## Exercise instructions:
Work out how many lines in the data hold the word "icon", and reply with that number only.

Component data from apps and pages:

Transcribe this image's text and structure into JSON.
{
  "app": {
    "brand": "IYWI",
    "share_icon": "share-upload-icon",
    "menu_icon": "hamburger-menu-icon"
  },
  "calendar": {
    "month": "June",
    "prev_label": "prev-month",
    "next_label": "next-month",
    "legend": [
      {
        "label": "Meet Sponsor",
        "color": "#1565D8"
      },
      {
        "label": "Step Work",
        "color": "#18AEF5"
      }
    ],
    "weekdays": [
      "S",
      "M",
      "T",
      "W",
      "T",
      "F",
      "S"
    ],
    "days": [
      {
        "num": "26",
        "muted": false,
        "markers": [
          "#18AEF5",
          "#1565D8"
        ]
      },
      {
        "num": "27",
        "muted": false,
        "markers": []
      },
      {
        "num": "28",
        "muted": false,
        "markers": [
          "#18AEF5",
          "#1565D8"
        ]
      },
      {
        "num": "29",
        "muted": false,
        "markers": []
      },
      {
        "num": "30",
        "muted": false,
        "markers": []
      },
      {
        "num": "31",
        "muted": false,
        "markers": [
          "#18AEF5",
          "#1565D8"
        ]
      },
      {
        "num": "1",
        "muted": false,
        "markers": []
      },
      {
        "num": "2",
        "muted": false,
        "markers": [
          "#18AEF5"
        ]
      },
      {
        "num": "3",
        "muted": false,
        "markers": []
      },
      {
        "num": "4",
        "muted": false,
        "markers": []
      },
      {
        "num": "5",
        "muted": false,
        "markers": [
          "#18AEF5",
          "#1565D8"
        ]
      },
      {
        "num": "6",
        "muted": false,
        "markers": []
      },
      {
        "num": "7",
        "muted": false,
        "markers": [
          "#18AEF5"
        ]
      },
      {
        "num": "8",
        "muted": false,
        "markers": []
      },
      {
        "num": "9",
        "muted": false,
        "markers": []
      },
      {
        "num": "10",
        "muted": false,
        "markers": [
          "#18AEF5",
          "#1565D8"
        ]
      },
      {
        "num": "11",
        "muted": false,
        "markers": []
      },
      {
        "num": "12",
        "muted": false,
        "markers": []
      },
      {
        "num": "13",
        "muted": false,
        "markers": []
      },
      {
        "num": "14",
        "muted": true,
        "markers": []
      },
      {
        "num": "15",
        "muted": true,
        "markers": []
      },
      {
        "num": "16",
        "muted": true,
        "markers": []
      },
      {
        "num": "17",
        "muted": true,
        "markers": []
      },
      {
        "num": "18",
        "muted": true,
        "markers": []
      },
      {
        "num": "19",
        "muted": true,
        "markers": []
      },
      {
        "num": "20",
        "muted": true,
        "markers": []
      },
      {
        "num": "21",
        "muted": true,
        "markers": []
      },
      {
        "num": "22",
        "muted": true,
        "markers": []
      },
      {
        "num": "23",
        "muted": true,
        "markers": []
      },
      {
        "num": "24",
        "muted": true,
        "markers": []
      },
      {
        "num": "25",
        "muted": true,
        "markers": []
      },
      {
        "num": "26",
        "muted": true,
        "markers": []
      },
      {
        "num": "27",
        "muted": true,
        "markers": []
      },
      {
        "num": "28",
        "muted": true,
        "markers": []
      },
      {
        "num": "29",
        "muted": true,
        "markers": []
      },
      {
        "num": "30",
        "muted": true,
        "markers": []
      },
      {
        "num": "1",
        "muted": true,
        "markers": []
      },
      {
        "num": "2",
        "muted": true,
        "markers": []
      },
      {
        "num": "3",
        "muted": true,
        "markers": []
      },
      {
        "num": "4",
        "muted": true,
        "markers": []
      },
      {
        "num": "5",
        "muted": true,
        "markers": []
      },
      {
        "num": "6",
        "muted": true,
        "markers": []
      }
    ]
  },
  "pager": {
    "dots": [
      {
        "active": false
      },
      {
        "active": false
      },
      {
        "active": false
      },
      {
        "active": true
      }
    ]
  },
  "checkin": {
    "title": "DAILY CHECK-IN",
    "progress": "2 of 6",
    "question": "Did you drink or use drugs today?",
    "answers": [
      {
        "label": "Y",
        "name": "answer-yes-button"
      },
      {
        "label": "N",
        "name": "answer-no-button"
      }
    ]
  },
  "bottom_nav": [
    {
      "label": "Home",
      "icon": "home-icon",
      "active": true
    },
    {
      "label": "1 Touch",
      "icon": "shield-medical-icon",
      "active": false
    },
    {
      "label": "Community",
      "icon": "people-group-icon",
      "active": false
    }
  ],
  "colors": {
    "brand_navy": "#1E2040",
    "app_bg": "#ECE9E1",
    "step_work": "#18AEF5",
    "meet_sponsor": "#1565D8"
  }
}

## Answer box:
5